## [What to produce]
Repeat each entry word for word; the images are not part of the copy.

## [Dataset excerpts]

——

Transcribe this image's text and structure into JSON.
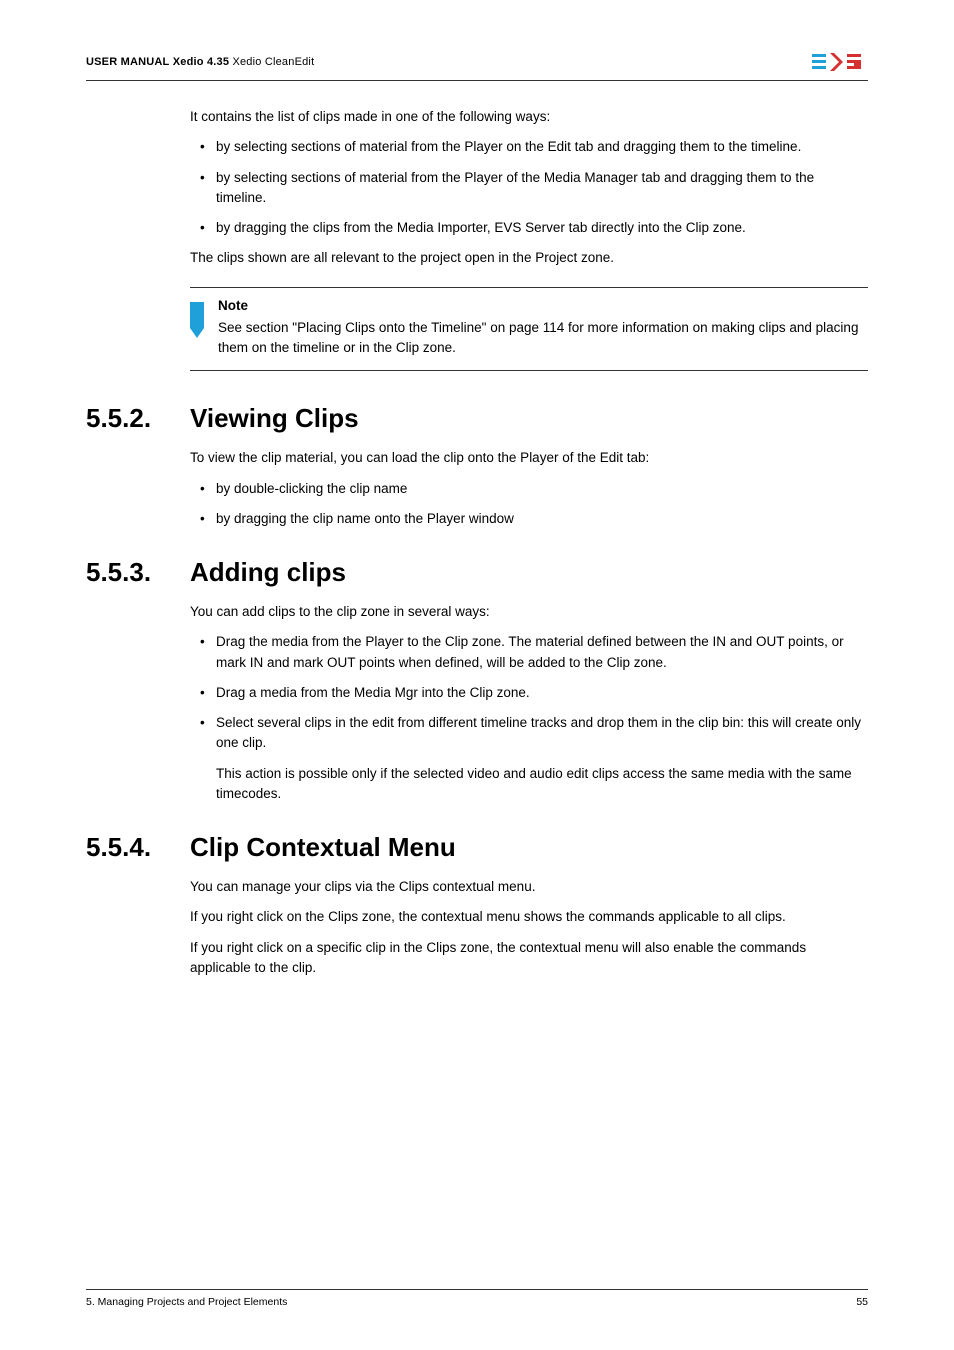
{
  "header": {
    "manual_prefix": "USER MANUAL",
    "product": "Xedio 4.35",
    "module": "Xedio CleanEdit"
  },
  "intro": {
    "lead": "It contains the list of clips made in one of the following ways:",
    "items": [
      "by selecting sections of material from the Player on the Edit tab and dragging them to the timeline.",
      "by selecting sections of material from the Player of the Media Manager tab and dragging them to the timeline.",
      "by dragging the clips from the Media Importer, EVS Server tab directly into the Clip zone."
    ],
    "closing": "The clips shown are all relevant to the project open in the Project zone."
  },
  "note": {
    "label": "Note",
    "text": "See section \"Placing Clips onto the Timeline\" on page 114 for more information on making clips and placing them on the timeline or in the Clip zone."
  },
  "s552": {
    "num": "5.5.2.",
    "title": "Viewing Clips",
    "lead": "To view the clip material, you can load the clip onto the Player of the Edit tab:",
    "items": [
      "by double-clicking the clip name",
      "by dragging the clip name onto the Player window"
    ]
  },
  "s553": {
    "num": "5.5.3.",
    "title": "Adding clips",
    "lead": "You can add clips to the clip zone in several ways:",
    "items": [
      "Drag the media from the Player to the Clip zone. The material defined between the IN and OUT points, or mark IN and mark OUT points when defined, will be added to the Clip zone.",
      "Drag a media from the Media Mgr into the Clip zone.",
      "Select several clips in the edit from different timeline tracks and drop them in the clip bin: this will create only one clip."
    ],
    "note_below": "This action is possible only if the selected video and audio edit clips access the same media with the same timecodes."
  },
  "s554": {
    "num": "5.5.4.",
    "title": "Clip Contextual Menu",
    "p1": "You can manage your clips via the Clips contextual menu.",
    "p2": "If you right click on the Clips zone, the contextual menu shows the commands applicable to all clips.",
    "p3": "If you right click on a specific clip in the Clips zone, the contextual menu will also enable the commands applicable to the clip."
  },
  "footer": {
    "left": "5. Managing Projects and Project Elements",
    "right": "55"
  }
}
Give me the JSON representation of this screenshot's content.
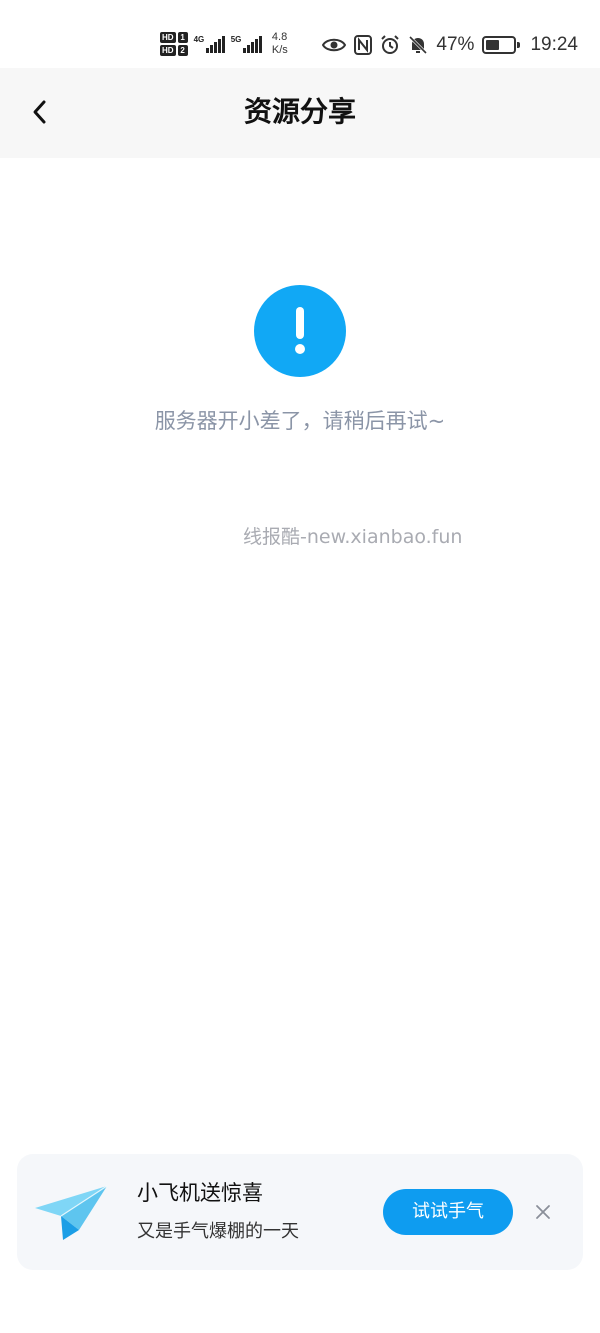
{
  "status_bar": {
    "hd1": "HD",
    "sim1": "1",
    "hd2": "HD",
    "sim2": "2",
    "net1": "4G",
    "net2": "5G",
    "speed_value": "4.8",
    "speed_unit": "K/s",
    "battery_percent": "47%",
    "battery_level": 0.47,
    "time": "19:24",
    "icons": [
      "eye-icon",
      "nfc-icon",
      "alarm-icon",
      "mute-bell-icon",
      "battery-icon"
    ]
  },
  "header": {
    "title": "资源分享",
    "back_icon": "chevron-left-icon"
  },
  "error": {
    "icon": "exclamation-circle-icon",
    "icon_color": "#11a8f5",
    "message": "服务器开小差了，请稍后再试~"
  },
  "watermark": "线报酷-new.xianbao.fun",
  "promo": {
    "icon": "paper-plane-icon",
    "title": "小飞机送惊喜",
    "subtitle": "又是手气爆棚的一天",
    "button_label": "试试手气",
    "button_color": "#0e9cf0",
    "close_icon": "close-icon"
  }
}
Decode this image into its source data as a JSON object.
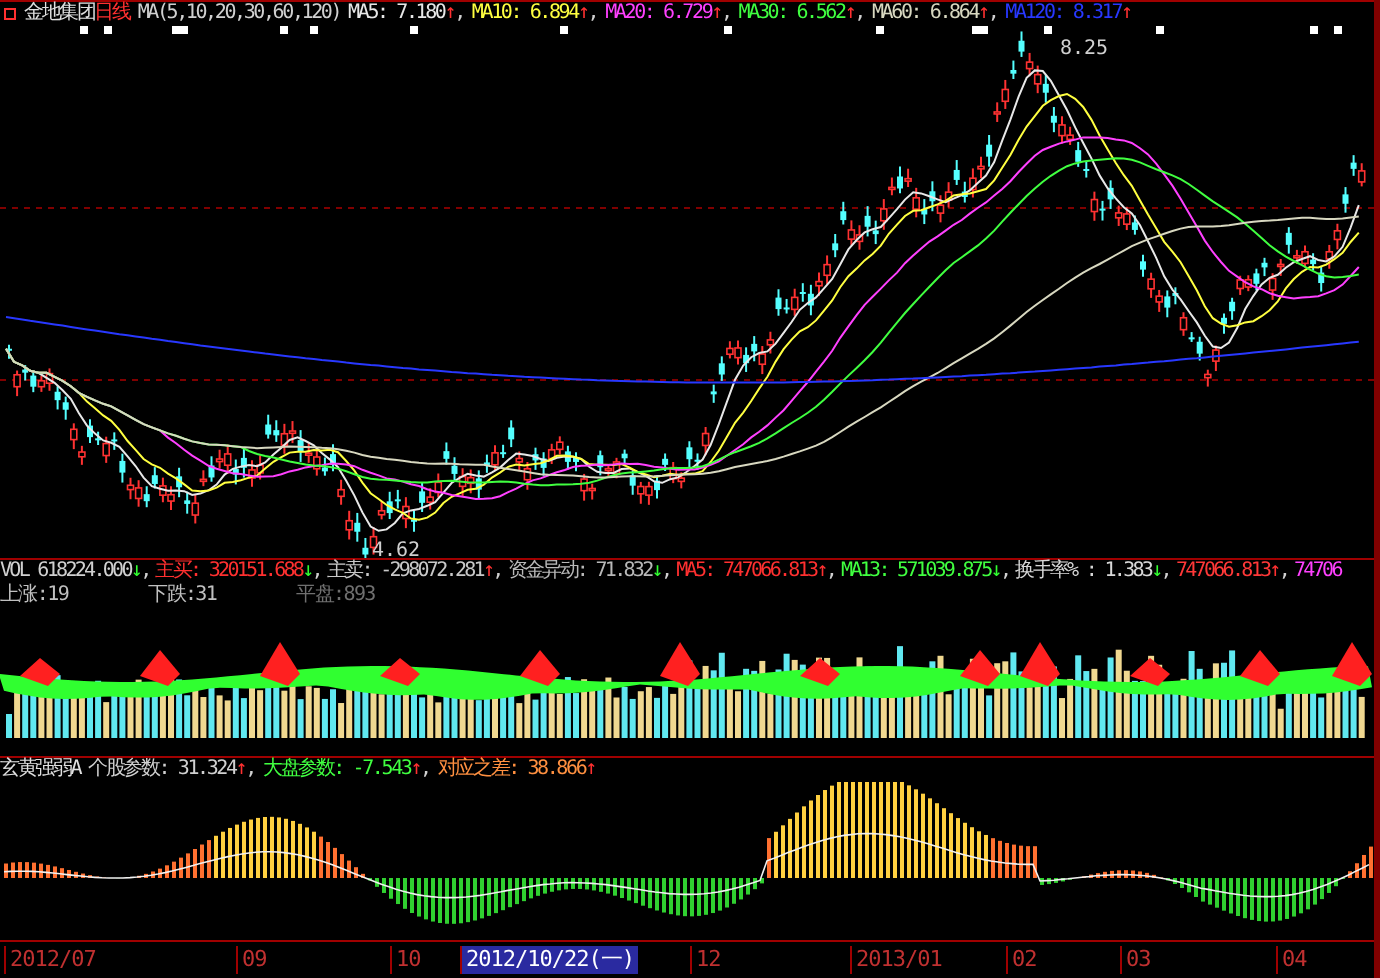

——

## [Worked solution]
Transcribe this image's text and structure into JSON.
{
  "header": {
    "manual_prefix": "USER MANUAL",
    "product": "Xedio 4.35",
    "module": "Xedio CleanEdit"
  },
  "intro": {
    "lead": "It contains the list of clips made in one of the following ways:",
    "items": [
      "by selecting sections of material from the Player on the Edit tab and dragging them to the timeline.",
      "by selecting sections of material from the Player of the Media Manager tab and dragging them to the timeline.",
      "by dragging the clips from the Media Importer, EVS Server tab directly into the Clip zone."
    ],
    "closing": "The clips shown are all relevant to the project open in the Project zone."
  },
  "note": {
    "label": "Note",
    "text": "See section \"Placing Clips onto the Timeline\" on page 114 for more information on making clips and placing them on the timeline or in the Clip zone."
  },
  "s552": {
    "num": "5.5.2.",
    "title": "Viewing Clips",
    "lead": "To view the clip material, you can load the clip onto the Player of the Edit tab:",
    "items": [
      "by double-clicking the clip name",
      "by dragging the clip name onto the Player window"
    ]
  },
  "s553": {
    "num": "5.5.3.",
    "title": "Adding clips",
    "lead": "You can add clips to the clip zone in several ways:",
    "items": [
      "Drag the media from the Player to the Clip zone. The material defined between the IN and OUT points, or mark IN and mark OUT points when defined, will be added to the Clip zone.",
      "Drag a media from the Media Mgr into the Clip zone.",
      "Select several clips in the edit from different timeline tracks and drop them in the clip bin: this will create only one clip."
    ],
    "note_below": "This action is possible only if the selected video and audio edit clips access the same media with the same timecodes."
  },
  "s554": {
    "num": "5.5.4.",
    "title": "Clip Contextual Menu",
    "p1": "You can manage your clips via the Clips contextual menu.",
    "p2": "If you right click on the Clips zone, the contextual menu shows the commands applicable to all clips.",
    "p3": "If you right click on a specific clip in the Clips zone, the contextual menu will also enable the commands applicable to the clip."
  },
  "footer": {
    "left": "5. Managing Projects and Project Elements",
    "right": "55"
  }
}
Give me the JSON representation of this screenshot's content.
{
  "status_bar": {
    "hd1": "HD",
    "sim1": "1",
    "hd2": "HD",
    "sim2": "2",
    "net1": "4G",
    "net2": "5G",
    "speed_value": "4.8",
    "speed_unit": "K/s",
    "battery_percent": "47%",
    "battery_level": 0.47,
    "time": "19:24",
    "icons": [
      "eye-icon",
      "nfc-icon",
      "alarm-icon",
      "mute-bell-icon",
      "battery-icon"
    ]
  },
  "header": {
    "title": "资源分享",
    "back_icon": "chevron-left-icon"
  },
  "error": {
    "icon": "exclamation-circle-icon",
    "icon_color": "#11a8f5",
    "message": "服务器开小差了，请稍后再试~"
  },
  "watermark": "线报酷-new.xianbao.fun",
  "promo": {
    "icon": "paper-plane-icon",
    "title": "小飞机送惊喜",
    "subtitle": "又是手气爆棚的一天",
    "button_label": "试试手气",
    "button_color": "#0e9cf0",
    "close_icon": "close-icon"
  }
}
Decode this image into its source data as a JSON object.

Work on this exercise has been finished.